Led by William E. White, Royce R. and Kathryn M. Baker Vice President for Productions, Publications, and Learning Ventures, The Idea of America is a striking, new interactive history and civics curriculum compiled of case studies in how individual citizens created and sustain the republic. Based on the belief that history education and civics education are mutually reinforcing and can be taught together in exciting new ways, the initiative drew $5 million in donor support and the participation of classroom teachers from across the nation.

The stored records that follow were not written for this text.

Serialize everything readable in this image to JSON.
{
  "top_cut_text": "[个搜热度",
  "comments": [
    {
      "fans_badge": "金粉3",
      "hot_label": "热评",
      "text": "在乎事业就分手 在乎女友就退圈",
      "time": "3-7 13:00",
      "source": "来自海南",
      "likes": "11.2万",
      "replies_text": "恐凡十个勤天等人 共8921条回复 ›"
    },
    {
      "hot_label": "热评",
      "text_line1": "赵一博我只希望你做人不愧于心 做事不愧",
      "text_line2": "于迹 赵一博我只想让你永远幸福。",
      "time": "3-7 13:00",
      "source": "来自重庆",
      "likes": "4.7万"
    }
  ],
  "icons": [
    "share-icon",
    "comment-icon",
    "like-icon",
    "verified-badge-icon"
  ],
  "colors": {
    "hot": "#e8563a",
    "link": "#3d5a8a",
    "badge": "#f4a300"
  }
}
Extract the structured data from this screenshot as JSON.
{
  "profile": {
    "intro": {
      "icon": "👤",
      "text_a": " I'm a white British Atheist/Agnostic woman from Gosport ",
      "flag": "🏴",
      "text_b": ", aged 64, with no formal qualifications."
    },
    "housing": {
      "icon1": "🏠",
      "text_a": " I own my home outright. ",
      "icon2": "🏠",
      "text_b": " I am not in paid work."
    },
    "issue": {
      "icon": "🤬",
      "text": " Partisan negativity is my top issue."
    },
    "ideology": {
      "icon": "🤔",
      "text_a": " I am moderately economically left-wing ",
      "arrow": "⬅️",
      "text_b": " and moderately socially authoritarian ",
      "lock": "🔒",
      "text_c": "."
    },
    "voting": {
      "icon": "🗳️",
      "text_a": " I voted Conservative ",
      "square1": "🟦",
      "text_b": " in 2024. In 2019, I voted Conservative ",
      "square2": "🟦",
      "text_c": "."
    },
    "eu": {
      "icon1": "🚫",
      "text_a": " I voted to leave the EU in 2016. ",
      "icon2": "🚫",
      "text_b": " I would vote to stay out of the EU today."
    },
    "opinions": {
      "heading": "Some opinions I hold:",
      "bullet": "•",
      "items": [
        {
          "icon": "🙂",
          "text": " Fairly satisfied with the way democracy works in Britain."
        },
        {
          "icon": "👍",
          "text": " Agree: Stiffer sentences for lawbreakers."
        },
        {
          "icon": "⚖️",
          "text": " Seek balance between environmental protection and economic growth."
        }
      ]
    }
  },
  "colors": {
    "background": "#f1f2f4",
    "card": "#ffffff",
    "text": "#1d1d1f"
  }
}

In addition, teachers from thirty states and the District of Columbia—1,640 in total—participated in our on-site and off-site institutes and workshops. These continue to be a major contribution to the teaching of history in schools across the country.
I am proud of such accomplishments, indeed, by all that Colonial Williamsburg achieved in 2010. Challenges remain, but the results show that the creative programming, special exhibits, attractive promotions, and partnerships we pursued, the compelling experiences we provided, made a difference to our guests and supporters.
Our success in engaging and attracting the public demonstrates, I think, the abiding interest and pride Americans have, when given the incentive and opportunity, in the story of our nation. It is a story a part of which we are privileged to tell, and to safeguard, as stewards of the future.
Colin G. Campbell
President and Chief Executive Officer